  • Here’s the thing: quite often,accessibility work is time-consuming,expensive and very technical.Especially to someone who doesn’tknow all they need to know aboutit, or someone who went too fardown the wrong path beforeaccessibility was called to his or herattention. http://www.bestkungfu.com/archive/date/2011/01/accessibility-myth-myths/
  • Early, often
  • Just like usability
  • Stay simple, don’t be afraid to iterate
  • You will get it wrong(repeatedly). Just keep iterating.
  • It’s about people.Listen to your users with disabilities.
  • One more thing...
  • Usability != accessibility
  • Usability != accessibility
  • Excellent peeler
  • Excellent peeler An ergonomic grip perfect for people with arthritis
  • Universal Design
  • Universal Design
  • Universal design meansbuilding with everyone in mind
  • Usability and accessibility come together in universal design.
  • http://www.slideshare.net/wendyabc/inclusive-universe-2010 Stairsmake a building inaccessible not a wheelchair
  • http://www.flickr.com/photos/casaschmidt/357913407/
  • http://www.flickr.com/photos/teamlane/5900499333/
  • http://www.flickr.com/photos/dougtone/6015139932/
  • http://www.flickr.com/photos/dougtone/6015129404/
  • http://www.flickr.com/photos/rosasay/6101284990/
  • http://www.flickr.com/photos/lisastown/3459474012/
  • One web for everyone
  • One web for everyone
  • Thank you
  • Thank you
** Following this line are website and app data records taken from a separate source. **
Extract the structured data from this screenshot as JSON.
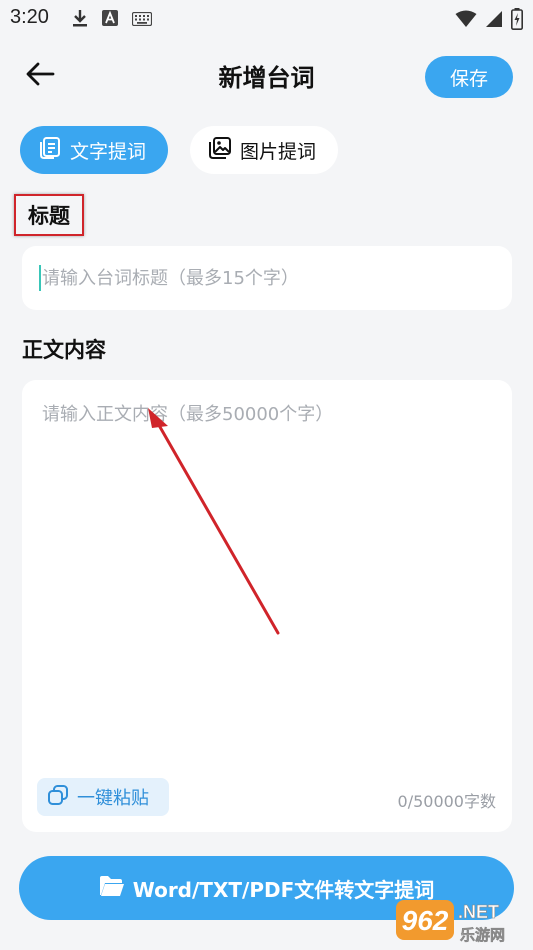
{
  "status_bar": {
    "time": "3:20",
    "left_icons": [
      "download-icon",
      "text-a-icon",
      "keyboard-icon"
    ],
    "right_icons": [
      "wifi-icon",
      "signal-icon",
      "battery-charging-icon"
    ]
  },
  "header": {
    "title": "新增台词",
    "save_label": "保存",
    "back_icon": "arrow-left-icon"
  },
  "tabs": [
    {
      "label": "文字提词",
      "icon": "document-icon",
      "active": true
    },
    {
      "label": "图片提词",
      "icon": "image-icon",
      "active": false
    }
  ],
  "form": {
    "title_label": "标题",
    "title_placeholder": "请输入台词标题（最多15个字）",
    "title_value": "",
    "body_label": "正文内容",
    "body_placeholder": "请输入正文内容（最多50000个字）",
    "body_value": "",
    "paste_label": "一键粘贴",
    "char_count": "0/50000字数"
  },
  "bottom_action": {
    "label": "Word/TXT/PDF文件转文字提词",
    "icon": "folder-icon"
  },
  "watermark": {
    "brand": "962",
    "suffix": ".NET",
    "sub": "乐游网"
  },
  "colors": {
    "accent": "#3aa6f0",
    "background": "#f4f5f7",
    "annotation": "#d0242a"
  }
}
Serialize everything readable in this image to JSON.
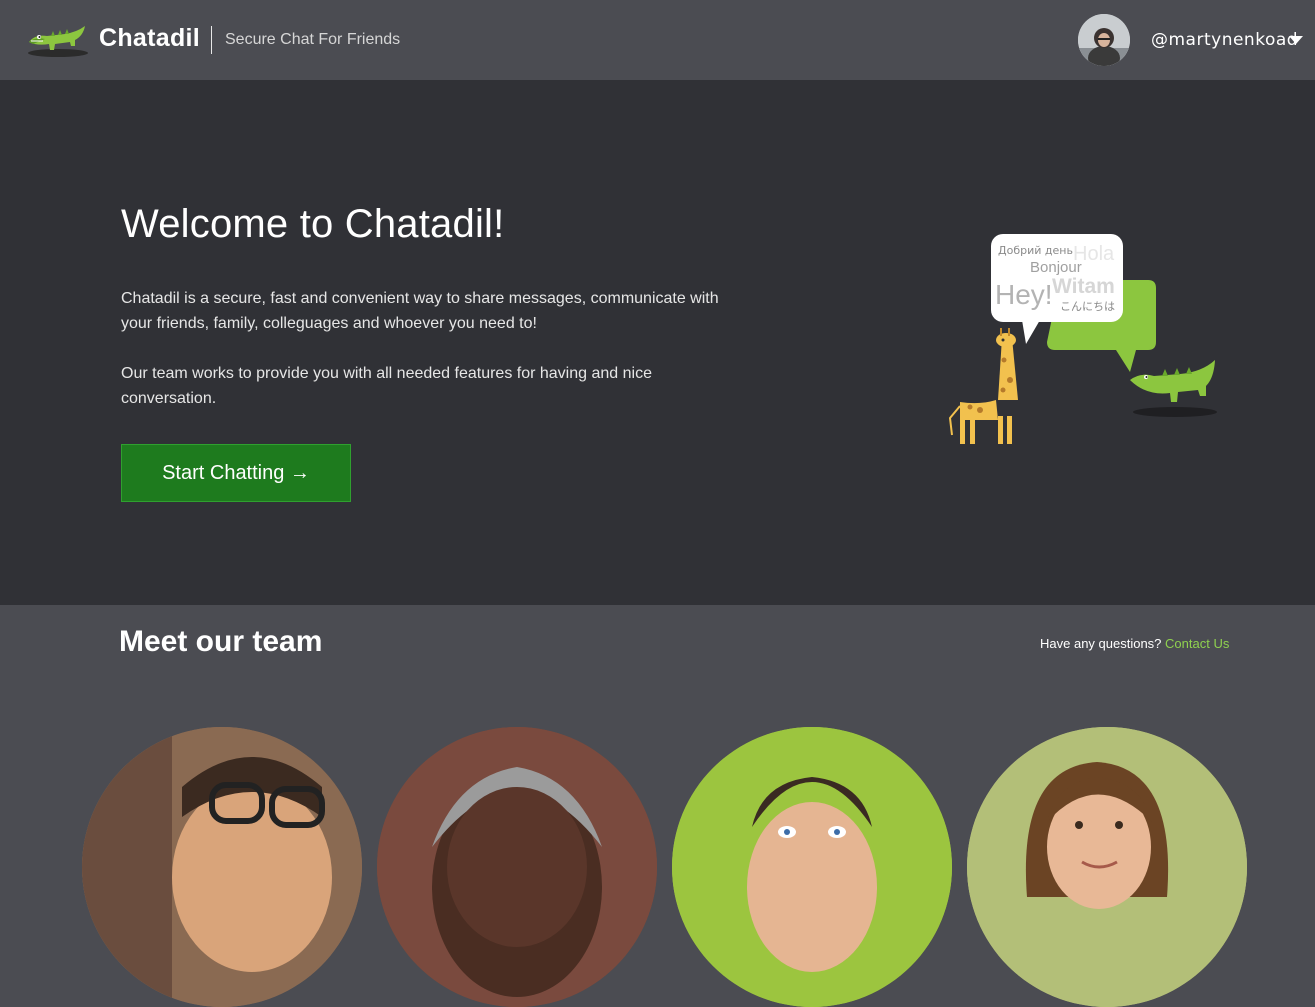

  • Contact usMichael Email: michael@nucloud.com Web: fienen.com Twitter: @fienenDylan Email: wnalyd@gmail.com Web: dylanwilbanks.com Twitter: @dylanw Thanks to @ericstoller for the inspiration